Scores of people, young and old, continue to take to the streets in Columbus. More than a week after demonstrations began over George Floyd's death and police violence, the city's curfew remains in place but enforced little, as police mostly stuck to the hands-off approach they've taken after recent critcism.
On Friday afternoon, parents brought their children out to a family-friendly protest in Clintonville.
Kristen Johnson was there with her husband and her three sons. She’s white, her husband is black, and her boys are mixed race.
"We were looking for an opportunity that our kids could be involved, so that they understand that people are fighting for them and will continue to fight for them," she says.
Her 7-year-old holds a sign that asks, "When do I go from cute to dangerous?"
"That's what we're trying to fight against. That racism, that oppression," Johnson says. "So that they will always be seen as beautiful black boys, and beautiful black men."
Nama Khalil attended the protest with her 4-year-old daughter. She has been trying to explain this moment to her daughter, while also keeping the explanation age-appropriate.

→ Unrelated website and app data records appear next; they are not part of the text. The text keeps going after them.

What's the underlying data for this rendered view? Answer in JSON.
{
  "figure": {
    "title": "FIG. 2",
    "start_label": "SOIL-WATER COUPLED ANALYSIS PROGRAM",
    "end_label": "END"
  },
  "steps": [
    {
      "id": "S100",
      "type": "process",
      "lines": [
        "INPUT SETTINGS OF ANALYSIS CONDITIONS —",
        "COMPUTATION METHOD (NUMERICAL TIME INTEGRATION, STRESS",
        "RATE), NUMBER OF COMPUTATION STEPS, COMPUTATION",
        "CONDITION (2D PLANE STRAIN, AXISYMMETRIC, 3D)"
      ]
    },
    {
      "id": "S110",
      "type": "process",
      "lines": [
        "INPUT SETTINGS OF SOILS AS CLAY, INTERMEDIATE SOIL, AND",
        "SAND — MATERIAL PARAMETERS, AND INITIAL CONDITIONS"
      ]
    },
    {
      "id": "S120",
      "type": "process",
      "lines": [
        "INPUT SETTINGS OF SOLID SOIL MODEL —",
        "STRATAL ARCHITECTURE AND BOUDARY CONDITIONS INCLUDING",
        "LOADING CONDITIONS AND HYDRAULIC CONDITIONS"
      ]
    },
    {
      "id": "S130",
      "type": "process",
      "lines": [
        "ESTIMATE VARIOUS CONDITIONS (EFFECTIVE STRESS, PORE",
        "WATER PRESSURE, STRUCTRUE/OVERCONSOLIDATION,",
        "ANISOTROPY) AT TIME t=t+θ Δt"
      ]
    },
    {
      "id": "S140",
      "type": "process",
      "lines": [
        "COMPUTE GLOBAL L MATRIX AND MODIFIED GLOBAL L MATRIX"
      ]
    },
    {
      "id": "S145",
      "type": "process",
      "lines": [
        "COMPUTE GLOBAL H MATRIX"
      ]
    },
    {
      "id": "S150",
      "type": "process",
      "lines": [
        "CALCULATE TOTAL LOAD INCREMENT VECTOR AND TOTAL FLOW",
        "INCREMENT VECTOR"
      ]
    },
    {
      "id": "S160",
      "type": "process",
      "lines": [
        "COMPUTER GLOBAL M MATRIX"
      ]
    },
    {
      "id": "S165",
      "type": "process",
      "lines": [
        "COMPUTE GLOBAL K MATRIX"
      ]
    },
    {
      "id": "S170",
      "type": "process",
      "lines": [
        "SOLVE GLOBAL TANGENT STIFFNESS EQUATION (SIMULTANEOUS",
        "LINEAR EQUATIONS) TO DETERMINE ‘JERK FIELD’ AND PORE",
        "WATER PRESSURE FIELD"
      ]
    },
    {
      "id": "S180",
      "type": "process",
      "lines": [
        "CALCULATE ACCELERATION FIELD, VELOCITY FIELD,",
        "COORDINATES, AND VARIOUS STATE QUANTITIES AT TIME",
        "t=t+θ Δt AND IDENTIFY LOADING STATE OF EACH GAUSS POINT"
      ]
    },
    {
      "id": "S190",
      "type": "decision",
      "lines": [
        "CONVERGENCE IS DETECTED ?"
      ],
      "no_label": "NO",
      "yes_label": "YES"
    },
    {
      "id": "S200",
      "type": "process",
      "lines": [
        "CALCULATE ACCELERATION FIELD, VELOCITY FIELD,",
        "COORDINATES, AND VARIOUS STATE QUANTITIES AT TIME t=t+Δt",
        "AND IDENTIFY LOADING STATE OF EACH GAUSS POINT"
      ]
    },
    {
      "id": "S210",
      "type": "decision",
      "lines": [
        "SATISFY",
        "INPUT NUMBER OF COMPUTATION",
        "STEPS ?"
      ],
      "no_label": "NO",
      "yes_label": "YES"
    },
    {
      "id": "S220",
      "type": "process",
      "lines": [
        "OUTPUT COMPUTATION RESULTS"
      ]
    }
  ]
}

"We just talked that black people are not treated fairly or equally in this country, and somebody by the name of George Floyd got hurt," Khalil says. "And he should not have been hurt in the way that he was hurt. And we are here to demand justice for him."
Later in the evening, thousands of people gathered downtown at the Ohio Statehouse. Speakers encouraged the crowd, the largest it's been in days, to push for lasting change.
"We’ve got to vote for them judges. We've got to vote for them city reps," one protester said into a megaphone. "We have got to change everything. It’s no longer just about the Columbus Police, it’s about that entire criminal justice department. The whole thing has got to change."
The crowd also sang happy birthday to Breonna Taylor, who was shot and killed in her home by Louisville Police. Friday would have been her 27th birthday.
With few police around, save one circling helicopter, masses of protesters turned to march up through the Short North.
Near campus, protesters cheered for an 83-year-old woman who stood on her porch holding a sign that says "defend black voices." She waved and blew kisses at the passing crowd.
"I'm so proud of you young people," she told them.
About 30 minutes after curfew, protesters on High Street ran into a line of Columbus Police officers in riot gear. The interaction was tense, as officers maintained a blockade, but after several minutes, protesters walked away and continued marching.
Earlier in the day, Mayor Andrew Ginther pledged to launch an independent, third-party review of police use of force during demonstrations. In a heated meeting with the city's Safety Advisory Commission, Ginther said a citizen review board would be his "top priority" for the next police contract, and that he would form a working group by July.
As demonstrations started thinning out after 11 p.m., protesters encouraged each other to go home. Police vehicles blocked protesters in cars from returning to downtown.
"We won tonight," one organizer said. "We're out an hour and a half past curfew. But now it's bedtime."